Channelpedia

PubMed 22728936


Referenced in Channelpedia wiki pages of: none

Automatically associated channels: Nav1.5



Title: TBX5 drives Scn5a expression to regulate cardiac conduction system function.

Authors: David E Arnolds, Fang Liu, John P Fahrenbach, Gene H Kim, Kurt J Schillinger, Scott Smemo, Elizabeth M McNally, Marcelo A Nobrega, Vickas V Patel, Ivan P Moskowitz

Journal, date & volume: J. Clin. Invest., 2012 Jul 2 , 122, 2509-18

PubMed link: http://www.ncbi.nlm.nih.gov/pubmed/22728936

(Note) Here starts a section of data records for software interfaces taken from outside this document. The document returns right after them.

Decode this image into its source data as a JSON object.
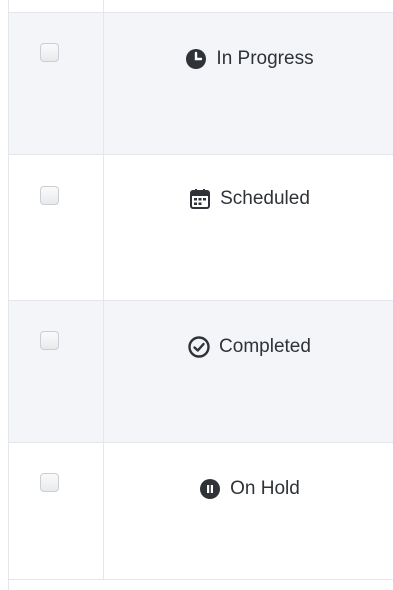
{
  "table": {
    "rows": [
      {
        "status": "In Progress",
        "icon": "clock-icon",
        "checked": false
      },
      {
        "status": "Scheduled",
        "icon": "calendar-icon",
        "checked": false
      },
      {
        "status": "Completed",
        "icon": "check-circle-icon",
        "checked": false
      },
      {
        "status": "On Hold",
        "icon": "pause-circle-icon",
        "checked": false
      }
    ]
  },
  "colors": {
    "row_shaded": "#f3f5f8",
    "row_plain": "#ffffff",
    "border": "#e3e6ea",
    "text": "#2f3338"
  }
}
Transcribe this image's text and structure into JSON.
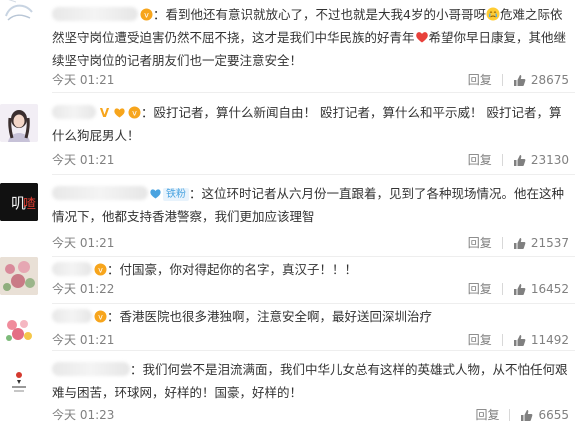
{
  "comments": [
    {
      "name_hidden": true,
      "text_a": "看到他还有意识就放心了，不过也就是大我4岁的小哥哥呀",
      "text_b": "危难之际依然坚守岗位遭受迫害仍然不屈不挠，这才是我们中华民族的好青年",
      "text_c": "希望你早日康复，其他继续坚守岗位的记者朋友们也一定要注意安全！",
      "time": "今天 01:21",
      "reply": "回复",
      "likes": "28675"
    },
    {
      "name_hidden": true,
      "text": "殴打记者，算什么新闻自由！ 殴打记者，算什么和平示威！ 殴打记者，算什么狗屁男人！",
      "time": "今天 01:21",
      "reply": "回复",
      "likes": "23130"
    },
    {
      "name_hidden": true,
      "fan_badge": "铁粉",
      "text": "这位环时记者从六月份一直跟着，见到了各种现场情况。他在这种情况下，他都支持香港警察，我们更加应该理智",
      "time": "今天 01:21",
      "reply": "回复",
      "likes": "21537"
    },
    {
      "name_hidden": true,
      "text": "付国豪，你对得起你的名字，真汉子！！！",
      "time": "今天 01:22",
      "reply": "回复",
      "likes": "16452"
    },
    {
      "name_hidden": true,
      "text": "香港医院也很多港独啊，注意安全啊，最好送回深圳治疗",
      "time": "今天 01:21",
      "reply": "回复",
      "likes": "11492"
    },
    {
      "name_hidden": true,
      "text": "我们何尝不是泪流满面，我们中华儿女总有这样的英雄式人物，从不怕任何艰难与困苦，环球网，好样的！国豪，好样的！",
      "time": "今天 01:23",
      "reply": "回复",
      "likes": "6655"
    }
  ],
  "colors": {
    "text": "#333333",
    "meta": "#808080",
    "divider": "#eeeeee",
    "vip": "#f7a51c",
    "heart": "#e8413b"
  }
}
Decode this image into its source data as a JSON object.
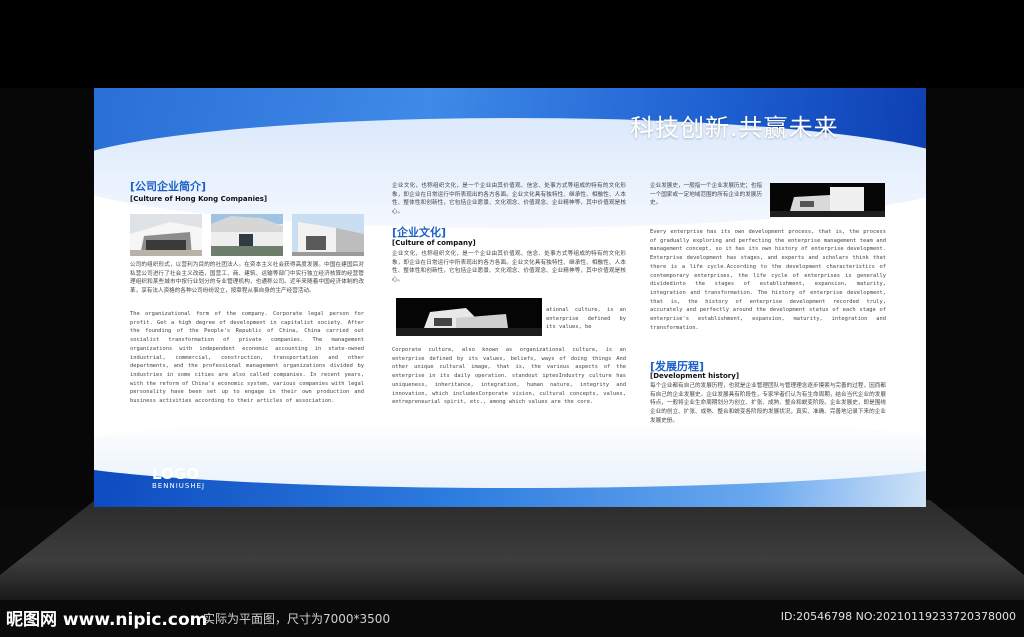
{
  "slogan": "科技创新.共赢未来",
  "logo": {
    "text": "LOGO",
    "sub": "BENNIUSHEJ"
  },
  "about": {
    "title_cn": "[公司企业简介]",
    "title_en": "[Culture of Hong Kong Companies]",
    "body_cn": "公司的组织形式，以营利为目的的社团法人。在资本主义社会获得高度发展。中国在建国后对私营公司进行了社会主义改造，国营工、商、建筑、运输等部门中实行独立经济核算的经营管理组织和某些城市中按行业划分的专业管理机构，也通称公司。近年来随着中国经济体制的改革，享有法人资格的各种公司纷纷设立，按章程从事自身的生产经营活动。",
    "body_en": "The organizational form of the company. Corporate legal person for profit. Get a high degree of development in capitalist society. After the founding of the People's Republic of China, China carried out socialist transformation of private companies. The management organizations with independent economic accounting in state-owned industrial, commercial, construction, transportation and other departments, and the professional management organizations divided by industries in some cities are also called companies. In recent years, with the reform of China's economic system, various companies with legal personality have been set up to engage in their own production and business activities according to their articles of association."
  },
  "culture": {
    "title_cn": "[企业文化]",
    "title_en": "[Culture of company]",
    "intro_cn": "企业文化，也称组织文化，是一个企业由其价值观、信念、处事方式等组成的特有的文化形象，即企业在日常运行中所表现出的各方各面。企业文化具有独特性、继承性、相融性、人本性、整体性和创新性，它包括企业愿景、文化观念、价值观念、企业精神等，其中价值观是核心。",
    "body_cn": "企业文化，也称组织文化，是一个企业由其价值观、信念、处事方式等组成的特有的文化形象，即企业在日常运行中所表现出的各方各面。企业文化具有独特性、继承性、相融性、人本性、整体性和创新性，它包括企业愿景、文化观念、价值观念、企业精神等，其中价值观是核心。",
    "side_en": "ational culture, is an enterprise defined by its values, be",
    "body_en": "Corporate culture, also known as organizational culture, is an enterprise defined by its values, beliefs, ways of doing things And other unique cultural image, that is, the various aspects of the enterprise in its daily operation. standout ipteoIndustry culture has uniqueness, inheritance, integration, human nature, integrity and innovation, which includesCorporate vision, cultural concepts, values, entrepreneurial spirit, etc., among which values are the core."
  },
  "development": {
    "intro_cn": "企业发展史，一般指一个企业发展历史；也指一个国家或一定地域范围的所有企业的发展历史。",
    "body_en": "Every enterprise has its own development process, that is, the process of gradually exploring and perfecting the enterprise management team and management concept, so it has its own history of enterprise development. Enterprise development has stages, and experts and scholars think that there is a life cycle.According to the development characteristics of contemporary enterprises, the life cycle of enterprises is generally dividedinto the stages of establishment, expansion, maturity, integration and transformation. The history of enterprise development, that is, the history of enterprise development recorded truly, accurately and perfectly around the development status of each stage of enterprise's establishment, expansion, maturity, integration and transformation.",
    "title_cn": "[发展历程]",
    "title_en": "[Development history]",
    "body_cn": "每个企业都有自己的发展历程，也就是企业管理团队与管理理念逐步摸索与完善的过程，因而都有自己的企业发展史。企业发展具有阶段性，专家学者们认为有生命周期，结合当代企业的发展特点，一般将企业生命周期划分为创立、扩张、成熟、整合和蜕变阶段。企业发展史，即是围绕企业的创立、扩张、成熟、整合和蜕变各阶段的发展状况，真实、准确、完善地记录下来的企业发展史册。"
  },
  "watermark": {
    "site": "昵图网 www.nipic.com",
    "note": "实际为平面图，尺寸为7000*3500",
    "id": "ID:20546798 NO:20210119233720378000"
  },
  "colors": {
    "accent": "#1b5fc9",
    "band": "#2a6fd6"
  }
}
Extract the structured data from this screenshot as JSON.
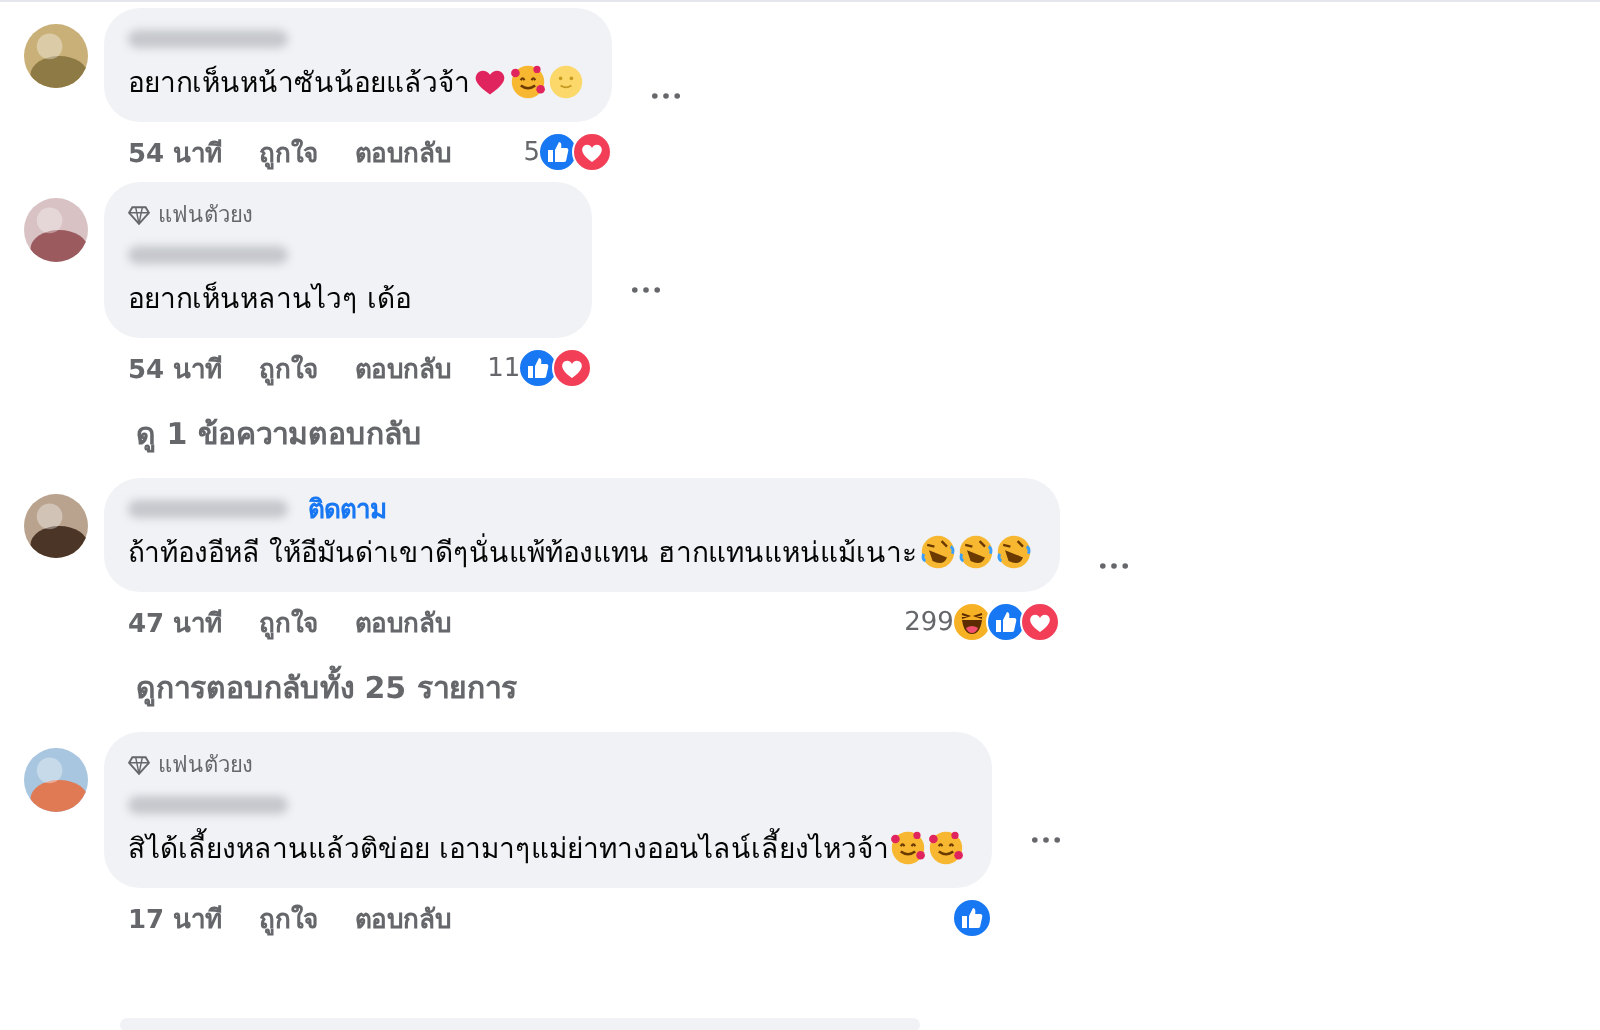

Abstract
Cardiac conduction system (CCS) disease, which results in disrupted conduction and impaired cardiac rhythm, is common with significant morbidity and mortality. Current treatment options are limited, and rational efforts to develop cell-based and regenerative therapies require knowledge of the molecular networks that establish and maintain CCS function. Recent genome-wide association studies (GWAS) have identified numerous loci associated with adult human CCS function, including TBX5 and SCN5A. We hypothesized that TBX5, a critical developmental transcription factor, regulates transcriptional networks required for mature CCS function. We found that deletion of Tbx5 from the mature murine ventricular conduction system (VCS), including the AV bundle and bundle branches, resulted in severe VCS functional consequences, including loss of fast conduction, arrhythmias, and sudden death. Ventricular contractile function and the VCS fate map remained unchanged in VCS-specific Tbx5 knockouts. However, key mediators of fast conduction, including Nav1.5, which is encoded by Scn5a, and connexin 40 (Cx40), demonstrated Tbx5-dependent expression in the VCS. We identified a TBX5-responsive enhancer downstream of Scn5a sufficient to drive VCS expression in vivo, dependent on canonical T-box binding sites. Our results establish a direct molecular link between Tbx5 and Scn5a and elucidate a hierarchy between human GWAS loci that affects function of the mature VCS, establishing a paradigm for understanding the molecular pathology of CCS disease.